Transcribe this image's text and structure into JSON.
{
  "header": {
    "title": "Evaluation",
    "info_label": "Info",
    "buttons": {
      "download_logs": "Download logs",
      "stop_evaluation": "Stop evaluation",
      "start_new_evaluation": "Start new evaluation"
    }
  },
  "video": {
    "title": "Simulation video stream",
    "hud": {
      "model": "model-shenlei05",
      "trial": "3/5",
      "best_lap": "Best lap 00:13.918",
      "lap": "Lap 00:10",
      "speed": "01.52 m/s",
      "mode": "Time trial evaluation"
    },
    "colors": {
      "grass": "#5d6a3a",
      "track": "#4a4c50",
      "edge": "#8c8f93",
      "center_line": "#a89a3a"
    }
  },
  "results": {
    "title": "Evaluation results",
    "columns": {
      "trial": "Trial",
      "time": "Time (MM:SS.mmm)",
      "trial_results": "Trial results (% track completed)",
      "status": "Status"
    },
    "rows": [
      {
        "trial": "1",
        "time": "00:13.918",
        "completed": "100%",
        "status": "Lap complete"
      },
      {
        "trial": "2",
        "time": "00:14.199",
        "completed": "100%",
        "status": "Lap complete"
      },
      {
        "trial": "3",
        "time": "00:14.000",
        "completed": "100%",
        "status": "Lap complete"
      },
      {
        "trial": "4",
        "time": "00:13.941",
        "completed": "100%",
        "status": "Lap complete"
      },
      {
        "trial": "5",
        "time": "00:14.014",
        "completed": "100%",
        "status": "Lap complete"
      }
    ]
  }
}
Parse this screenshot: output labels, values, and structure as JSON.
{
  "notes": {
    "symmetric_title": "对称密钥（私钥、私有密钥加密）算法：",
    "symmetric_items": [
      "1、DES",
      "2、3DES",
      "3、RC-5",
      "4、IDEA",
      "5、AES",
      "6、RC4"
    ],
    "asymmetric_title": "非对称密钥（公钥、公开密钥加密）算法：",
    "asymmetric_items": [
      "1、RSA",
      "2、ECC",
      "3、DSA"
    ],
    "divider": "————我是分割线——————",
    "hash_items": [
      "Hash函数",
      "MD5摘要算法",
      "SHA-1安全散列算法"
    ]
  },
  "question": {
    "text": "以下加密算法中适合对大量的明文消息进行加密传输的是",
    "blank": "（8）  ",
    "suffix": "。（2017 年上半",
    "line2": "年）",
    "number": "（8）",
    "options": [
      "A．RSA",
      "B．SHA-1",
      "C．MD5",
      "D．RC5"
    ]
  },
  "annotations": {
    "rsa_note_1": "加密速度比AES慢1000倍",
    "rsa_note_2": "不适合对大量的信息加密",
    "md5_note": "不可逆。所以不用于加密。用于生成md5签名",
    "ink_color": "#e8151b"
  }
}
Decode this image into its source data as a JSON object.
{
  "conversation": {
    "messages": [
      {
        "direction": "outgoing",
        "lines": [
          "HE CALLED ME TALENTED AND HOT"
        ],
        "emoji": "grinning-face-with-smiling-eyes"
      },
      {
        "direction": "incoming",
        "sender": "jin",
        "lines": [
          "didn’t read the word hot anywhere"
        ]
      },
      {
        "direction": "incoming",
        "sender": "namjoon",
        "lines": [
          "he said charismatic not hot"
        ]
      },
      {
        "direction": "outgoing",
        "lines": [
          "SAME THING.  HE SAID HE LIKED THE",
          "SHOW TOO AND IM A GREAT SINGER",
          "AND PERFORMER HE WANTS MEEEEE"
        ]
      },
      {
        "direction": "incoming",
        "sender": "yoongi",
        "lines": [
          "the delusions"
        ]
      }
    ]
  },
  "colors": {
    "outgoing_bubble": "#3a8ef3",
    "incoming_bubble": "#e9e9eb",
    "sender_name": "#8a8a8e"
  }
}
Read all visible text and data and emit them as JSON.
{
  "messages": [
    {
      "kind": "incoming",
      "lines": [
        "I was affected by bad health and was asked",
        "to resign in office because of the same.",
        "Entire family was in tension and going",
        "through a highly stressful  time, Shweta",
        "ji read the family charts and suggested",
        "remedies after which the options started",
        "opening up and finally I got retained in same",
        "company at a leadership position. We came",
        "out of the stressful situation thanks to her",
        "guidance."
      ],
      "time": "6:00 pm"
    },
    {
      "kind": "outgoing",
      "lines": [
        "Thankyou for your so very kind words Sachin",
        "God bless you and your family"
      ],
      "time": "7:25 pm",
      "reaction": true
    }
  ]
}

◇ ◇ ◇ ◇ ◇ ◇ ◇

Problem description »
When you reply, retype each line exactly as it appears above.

Result »
Transcribe this image's text and structure into JSON.
{
  "header": {
    "title": "Evaluation",
    "info_label": "Info",
    "buttons": {
      "download_logs": "Download logs",
      "stop_evaluation": "Stop evaluation",
      "start_new_evaluation": "Start new evaluation"
    }
  },
  "video": {
    "title": "Simulation video stream",
    "hud": {
      "model": "model-shenlei05",
      "trial": "3/5",
      "best_lap": "Best lap 00:13.918",
      "lap": "Lap 00:10",
      "speed": "01.52 m/s",
      "mode": "Time trial evaluation"
    },
    "colors": {
      "grass": "#5d6a3a",
      "track": "#4a4c50",
      "edge": "#8c8f93",
      "center_line": "#a89a3a"
    }
  },
  "results": {
    "title": "Evaluation results",
    "columns": {
      "trial": "Trial",
      "time": "Time (MM:SS.mmm)",
      "trial_results": "Trial results (% track completed)",
      "status": "Status"
    },
    "rows": [
      {
        "trial": "1",
        "time": "00:13.918",
        "completed": "100%",
        "status": "Lap complete"
      },
      {
        "trial": "2",
        "time": "00:14.199",
        "completed": "100%",
        "status": "Lap complete"
      },
      {
        "trial": "3",
        "time": "00:14.000",
        "completed": "100%",
        "status": "Lap complete"
      },
      {
        "trial": "4",
        "time": "00:13.941",
        "completed": "100%",
        "status": "Lap complete"
      },
      {
        "trial": "5",
        "time": "00:14.014",
        "completed": "100%",
        "status": "Lap complete"
      }
    ]
  }
}
Parse this screenshot: output labels, values, and structure as JSON.
{
  "notes": {
    "symmetric_title": "对称密钥（私钥、私有密钥加密）算法：",
    "symmetric_items": [
      "1、DES",
      "2、3DES",
      "3、RC-5",
      "4、IDEA",
      "5、AES",
      "6、RC4"
    ],
    "asymmetric_title": "非对称密钥（公钥、公开密钥加密）算法：",
    "asymmetric_items": [
      "1、RSA",
      "2、ECC",
      "3、DSA"
    ],
    "divider": "————我是分割线——————",
    "hash_items": [
      "Hash函数",
      "MD5摘要算法",
      "SHA-1安全散列算法"
    ]
  },
  "question": {
    "text": "以下加密算法中适合对大量的明文消息进行加密传输的是",
    "blank": "（8）  ",
    "suffix": "。（2017 年上半",
    "line2": "年）",
    "number": "（8）",
    "options": [
      "A．RSA",
      "B．SHA-1",
      "C．MD5",
      "D．RC5"
    ]
  },
  "annotations": {
    "rsa_note_1": "加密速度比AES慢1000倍",
    "rsa_note_2": "不适合对大量的信息加密",
    "md5_note": "不可逆。所以不用于加密。用于生成md5签名",
    "ink_color": "#e8151b"
  }
}
Decode this image into its source data as a JSON object.
{
  "conversation": {
    "messages": [
      {
        "direction": "outgoing",
        "lines": [
          "HE CALLED ME TALENTED AND HOT"
        ],
        "emoji": "grinning-face-with-smiling-eyes"
      },
      {
        "direction": "incoming",
        "sender": "jin",
        "lines": [
          "didn’t read the word hot anywhere"
        ]
      },
      {
        "direction": "incoming",
        "sender": "namjoon",
        "lines": [
          "he said charismatic not hot"
        ]
      },
      {
        "direction": "outgoing",
        "lines": [
          "SAME THING.  HE SAID HE LIKED THE",
          "SHOW TOO AND IM A GREAT SINGER",
          "AND PERFORMER HE WANTS MEEEEE"
        ]
      },
      {
        "direction": "incoming",
        "sender": "yoongi",
        "lines": [
          "the delusions"
        ]
      }
    ]
  },
  "colors": {
    "outgoing_bubble": "#3a8ef3",
    "incoming_bubble": "#e9e9eb",
    "sender_name": "#8a8a8e"
  }
}
Read all visible text and data and emit them as JSON.
{
  "messages": [
    {
      "kind": "incoming",
      "lines": [
        "I was affected by bad health and was asked",
        "to resign in office because of the same.",
        "Entire family was in tension and going",
        "through a highly stressful  time, Shweta",
        "ji read the family charts and suggested",
        "remedies after which the options started",
        "opening up and finally I got retained in same",
        "company at a leadership position. We came",
        "out of the stressful situation thanks to her",
        "guidance."
      ],
      "time": "6:00 pm"
    },
    {
      "kind": "outgoing",
      "lines": [
        "Thankyou for your so very kind words Sachin",
        "God bless you and your family"
      ],
      "time": "7:25 pm",
      "reaction": true
    }
  ]
}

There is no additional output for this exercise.